[Recorded information Boundary: Start]

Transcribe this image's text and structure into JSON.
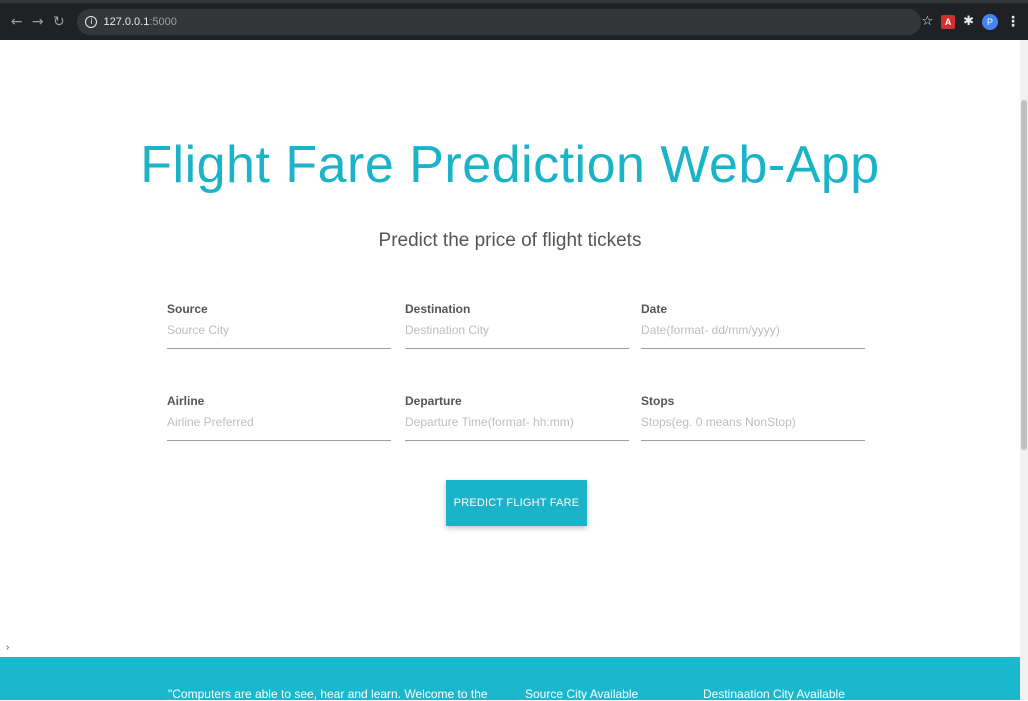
{
  "browser": {
    "url_host": "127.0.0.1",
    "url_port": ":5000",
    "profile_initial": "P"
  },
  "page": {
    "title": "Flight Fare Prediction Web-App",
    "subtitle": "Predict the price of flight tickets"
  },
  "form": {
    "source": {
      "label": "Source",
      "placeholder": "Source City"
    },
    "destination": {
      "label": "Destination",
      "placeholder": "Destination City"
    },
    "date": {
      "label": "Date",
      "placeholder": "Date(format- dd/mm/yyyy)"
    },
    "airline": {
      "label": "Airline",
      "placeholder": "Airline Preferred"
    },
    "departure": {
      "label": "Departure",
      "placeholder": "Departure Time(format- hh:mm)"
    },
    "stops": {
      "label": "Stops",
      "placeholder": "Stops(eg. 0 means NonStop)"
    },
    "submit_label": "PREDICT FLIGHT FARE"
  },
  "footer": {
    "quote": "\"Computers are able to see, hear and learn. Welcome to the",
    "source_heading": "Source City Available",
    "destination_heading": "Destinaation City Available"
  },
  "colors": {
    "accent": "#1ab3c8",
    "footer": "#1ab8cd"
  }
}
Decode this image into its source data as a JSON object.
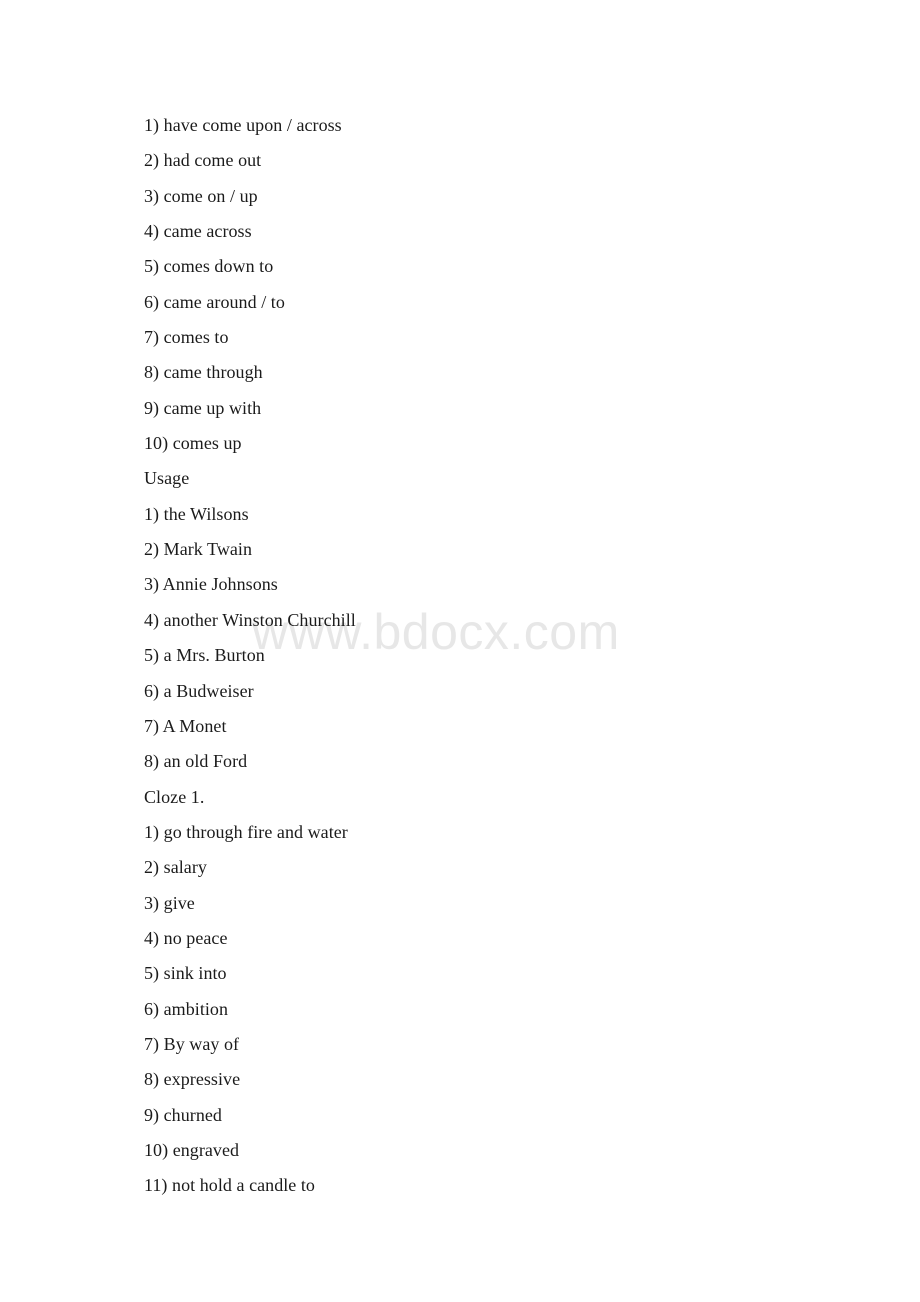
{
  "document": {
    "background_color": "#ffffff",
    "text_color": "#1b1b1b",
    "watermark": {
      "text": "www.bdocx.com",
      "color": "#e7e7e7"
    },
    "lines": [
      {
        "text": "1) have come upon / across"
      },
      {
        "text": "2) had come out"
      },
      {
        "text": "3) come on / up"
      },
      {
        "text": "4) came across"
      },
      {
        "text": "5) comes down to"
      },
      {
        "text": "6) came around / to"
      },
      {
        "text": "7) comes to"
      },
      {
        "text": "8) came through"
      },
      {
        "text": "9) came up with"
      },
      {
        "text": "10) comes up"
      },
      {
        "text": "Usage"
      },
      {
        "text": "1) the Wilsons"
      },
      {
        "text": "2) Mark Twain"
      },
      {
        "text": "3) Annie Johnsons"
      },
      {
        "text": "4) another Winston Churchill"
      },
      {
        "text": "5) a Mrs. Burton"
      },
      {
        "text": "6) a Budweiser"
      },
      {
        "text": "7) A Monet"
      },
      {
        "text": "8) an old Ford"
      },
      {
        "text": "Cloze 1."
      },
      {
        "text": "1) go through fire and water"
      },
      {
        "text": "2) salary"
      },
      {
        "text": "3) give"
      },
      {
        "text": "4) no peace"
      },
      {
        "text": "5) sink into"
      },
      {
        "text": "6) ambition"
      },
      {
        "text": "7) By way of"
      },
      {
        "text": "8) expressive"
      },
      {
        "text": "9) churned"
      },
      {
        "text": "10) engraved"
      },
      {
        "text": "11) not hold a candle to"
      }
    ]
  }
}
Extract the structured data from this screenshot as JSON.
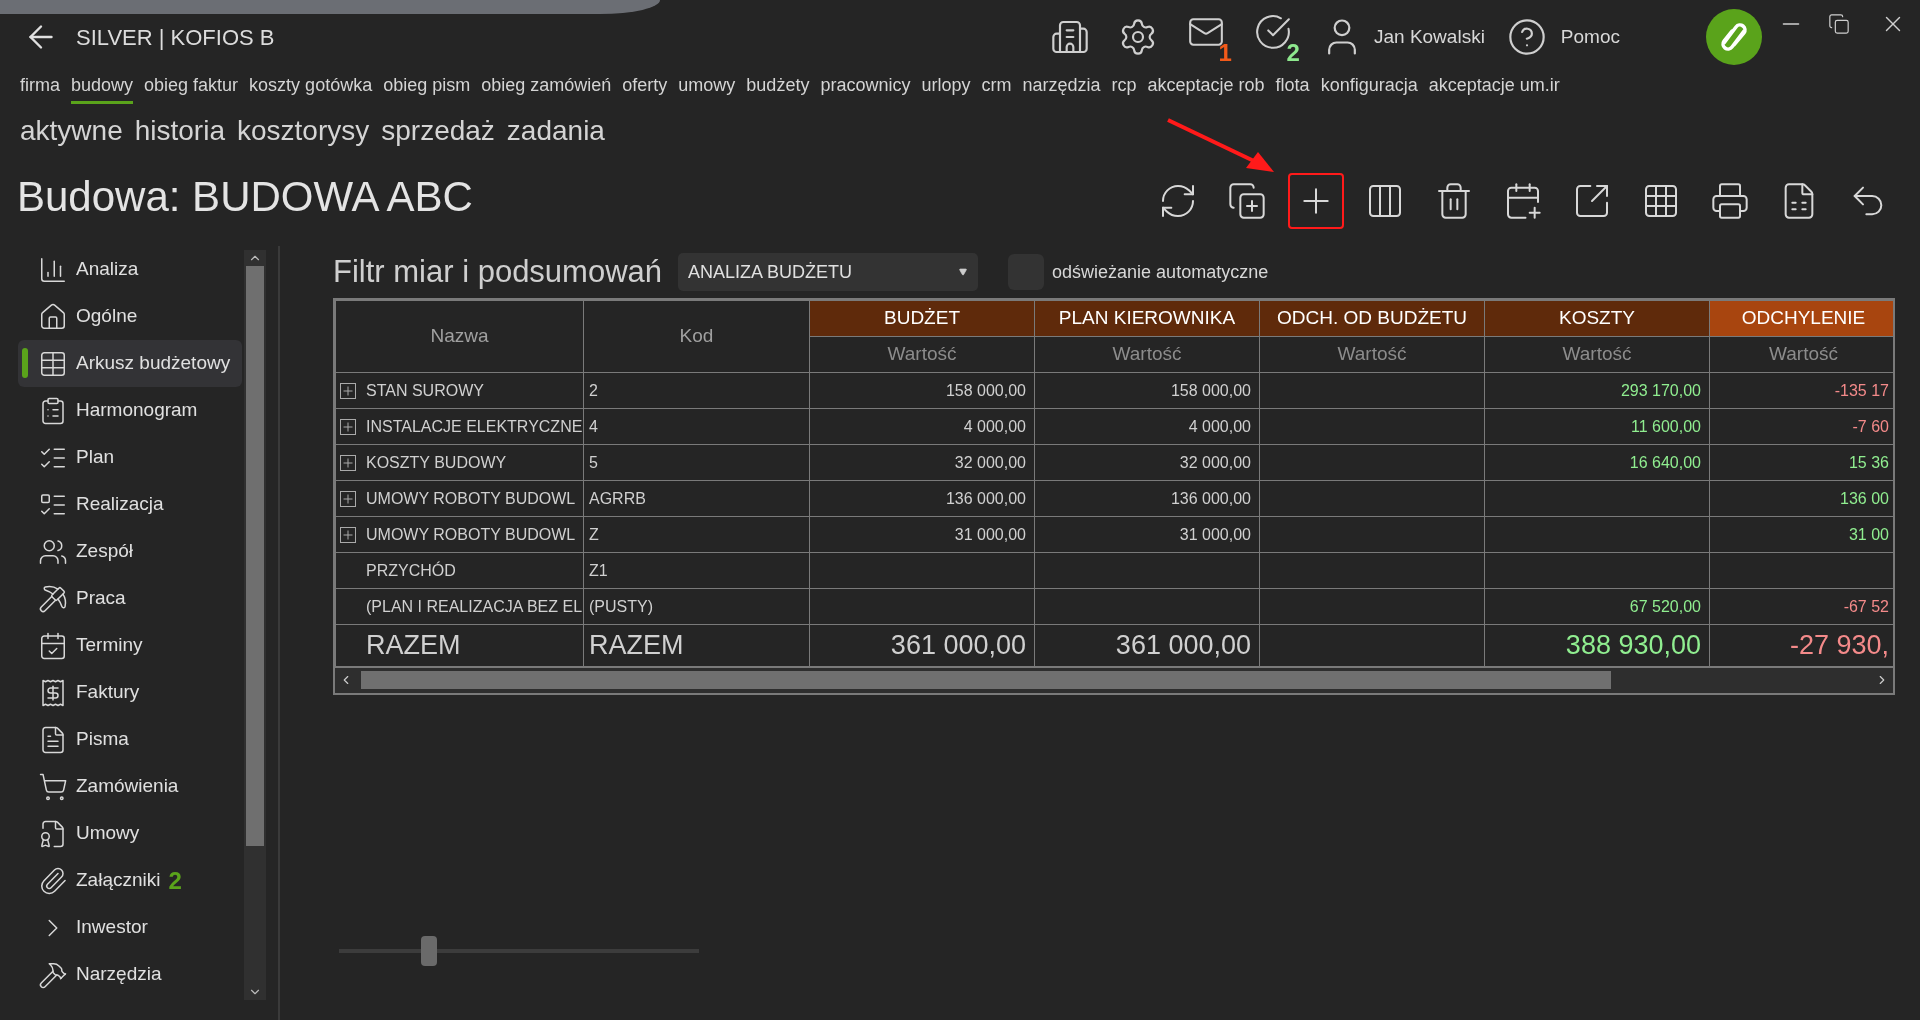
{
  "header": {
    "title": "SILVER | KOFIOS B",
    "mail_badge": {
      "text": "1",
      "color": "#f25a1a"
    },
    "tasks_badge": {
      "text": "2",
      "color": "#8ee88e"
    },
    "user": "Jan Kowalski",
    "help": "Pomoc"
  },
  "menu": [
    {
      "label": "firma",
      "selected": false
    },
    {
      "label": "budowy",
      "selected": true
    },
    {
      "label": "obieg faktur",
      "selected": false
    },
    {
      "label": "koszty gotówka",
      "selected": false
    },
    {
      "label": "obieg pism",
      "selected": false
    },
    {
      "label": "obieg zamówień",
      "selected": false
    },
    {
      "label": "oferty",
      "selected": false
    },
    {
      "label": "umowy",
      "selected": false
    },
    {
      "label": "budżety",
      "selected": false
    },
    {
      "label": "pracownicy",
      "selected": false
    },
    {
      "label": "urlopy",
      "selected": false
    },
    {
      "label": "crm",
      "selected": false
    },
    {
      "label": "narzędzia",
      "selected": false
    },
    {
      "label": "rcp",
      "selected": false
    },
    {
      "label": "akceptacje rob",
      "selected": false
    },
    {
      "label": "flota",
      "selected": false
    },
    {
      "label": "konfiguracja",
      "selected": false
    },
    {
      "label": "akceptacje um.ir",
      "selected": false
    }
  ],
  "subnav": [
    "aktywne",
    "historia",
    "kosztorysy",
    "sprzedaż",
    "zadania"
  ],
  "page_title": "Budowa: BUDOWA ABC",
  "toolbar": [
    {
      "highlighted": false
    },
    {
      "highlighted": false
    },
    {
      "highlighted": true
    },
    {
      "highlighted": false
    },
    {
      "highlighted": false
    },
    {
      "highlighted": false
    },
    {
      "highlighted": false
    },
    {
      "highlighted": false
    },
    {
      "highlighted": false
    },
    {
      "highlighted": false
    },
    {
      "highlighted": false
    }
  ],
  "sidebar": {
    "items": [
      {
        "label": "Analiza",
        "selected": false
      },
      {
        "label": "Ogólne",
        "selected": false
      },
      {
        "label": "Arkusz budżetowy",
        "selected": true
      },
      {
        "label": "Harmonogram",
        "selected": false
      },
      {
        "label": "Plan",
        "selected": false
      },
      {
        "label": "Realizacja",
        "selected": false
      },
      {
        "label": "Zespół",
        "selected": false
      },
      {
        "label": "Praca",
        "selected": false
      },
      {
        "label": "Terminy",
        "selected": false
      },
      {
        "label": "Faktury",
        "selected": false
      },
      {
        "label": "Pisma",
        "selected": false
      },
      {
        "label": "Zamówienia",
        "selected": false
      },
      {
        "label": "Umowy",
        "selected": false
      },
      {
        "label": "Załączniki",
        "selected": false,
        "badge": "2"
      },
      {
        "label": "Inwestor",
        "selected": false
      },
      {
        "label": "Narzędzia",
        "selected": false
      }
    ]
  },
  "filter": {
    "label": "Filtr miar i podsumowań",
    "dropdown": "ANALIZA BUDŻETU",
    "auto_refresh": {
      "label": "odświeżanie automatyczne",
      "checked": false
    }
  },
  "table": {
    "columns": [
      "Nazwa",
      "Kod"
    ],
    "groups": [
      {
        "label": "BUDŻET",
        "sub": "Wartość",
        "color": "#5f2a0b"
      },
      {
        "label": "PLAN KIEROWNIKA",
        "sub": "Wartość",
        "color": "#5f2a0b"
      },
      {
        "label": "ODCH. OD BUDŻETU",
        "sub": "Wartość",
        "color": "#5f2a0b"
      },
      {
        "label": "KOSZTY",
        "sub": "Wartość",
        "color": "#5f2a0b"
      },
      {
        "label": "ODCHYLENIE",
        "sub": "Wartość",
        "color": "#a8450f"
      }
    ],
    "rows": [
      {
        "name": "STAN SUROWY",
        "code": "2",
        "expandable": true,
        "cells": [
          {
            "text": "158 000,00",
            "color": "#d0d0d0"
          },
          {
            "text": "158 000,00",
            "color": "#d0d0d0"
          },
          null,
          {
            "text": "293 170,00",
            "color": "#90ee90"
          },
          {
            "text": "-135 17",
            "color": "#f48a8a"
          }
        ]
      },
      {
        "name": "INSTALACJE ELEKTRYCZNE",
        "code": "4",
        "expandable": true,
        "cells": [
          {
            "text": "4 000,00",
            "color": "#d0d0d0"
          },
          {
            "text": "4 000,00",
            "color": "#d0d0d0"
          },
          null,
          {
            "text": "11 600,00",
            "color": "#90ee90"
          },
          {
            "text": "-7 60",
            "color": "#f48a8a"
          }
        ]
      },
      {
        "name": "KOSZTY BUDOWY",
        "code": "5",
        "expandable": true,
        "cells": [
          {
            "text": "32 000,00",
            "color": "#d0d0d0"
          },
          {
            "text": "32 000,00",
            "color": "#d0d0d0"
          },
          null,
          {
            "text": "16 640,00",
            "color": "#90ee90"
          },
          {
            "text": "15 36",
            "color": "#90ee90"
          }
        ]
      },
      {
        "name": "UMOWY ROBOTY BUDOWL",
        "code": "AGRRB",
        "expandable": true,
        "cells": [
          {
            "text": "136 000,00",
            "color": "#d0d0d0"
          },
          {
            "text": "136 000,00",
            "color": "#d0d0d0"
          },
          null,
          null,
          {
            "text": "136 00",
            "color": "#90ee90"
          }
        ]
      },
      {
        "name": "UMOWY ROBOTY BUDOWL",
        "code": "Z",
        "expandable": true,
        "cells": [
          {
            "text": "31 000,00",
            "color": "#d0d0d0"
          },
          {
            "text": "31 000,00",
            "color": "#d0d0d0"
          },
          null,
          null,
          {
            "text": "31 00",
            "color": "#90ee90"
          }
        ]
      },
      {
        "name": "PRZYCHÓD",
        "code": "Z1",
        "expandable": false,
        "cells": [
          null,
          null,
          null,
          null,
          null
        ]
      },
      {
        "name": "(PLAN I REALIZACJA BEZ EL",
        "code": "(PUSTY)",
        "expandable": false,
        "cells": [
          null,
          null,
          null,
          {
            "text": "67 520,00",
            "color": "#90ee90"
          },
          {
            "text": "-67 52",
            "color": "#f48a8a"
          }
        ]
      }
    ],
    "total": {
      "name": "RAZEM",
      "code": "RAZEM",
      "cells": [
        {
          "text": "361 000,00",
          "color": "#d0d0d0"
        },
        {
          "text": "361 000,00",
          "color": "#d0d0d0"
        },
        null,
        {
          "text": "388 930,00",
          "color": "#90ee90"
        },
        {
          "text": "-27 930,",
          "color": "#f48a8a"
        }
      ]
    }
  },
  "zoom_slider": {
    "level": 0.25
  }
}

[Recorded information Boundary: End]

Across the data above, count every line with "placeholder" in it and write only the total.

6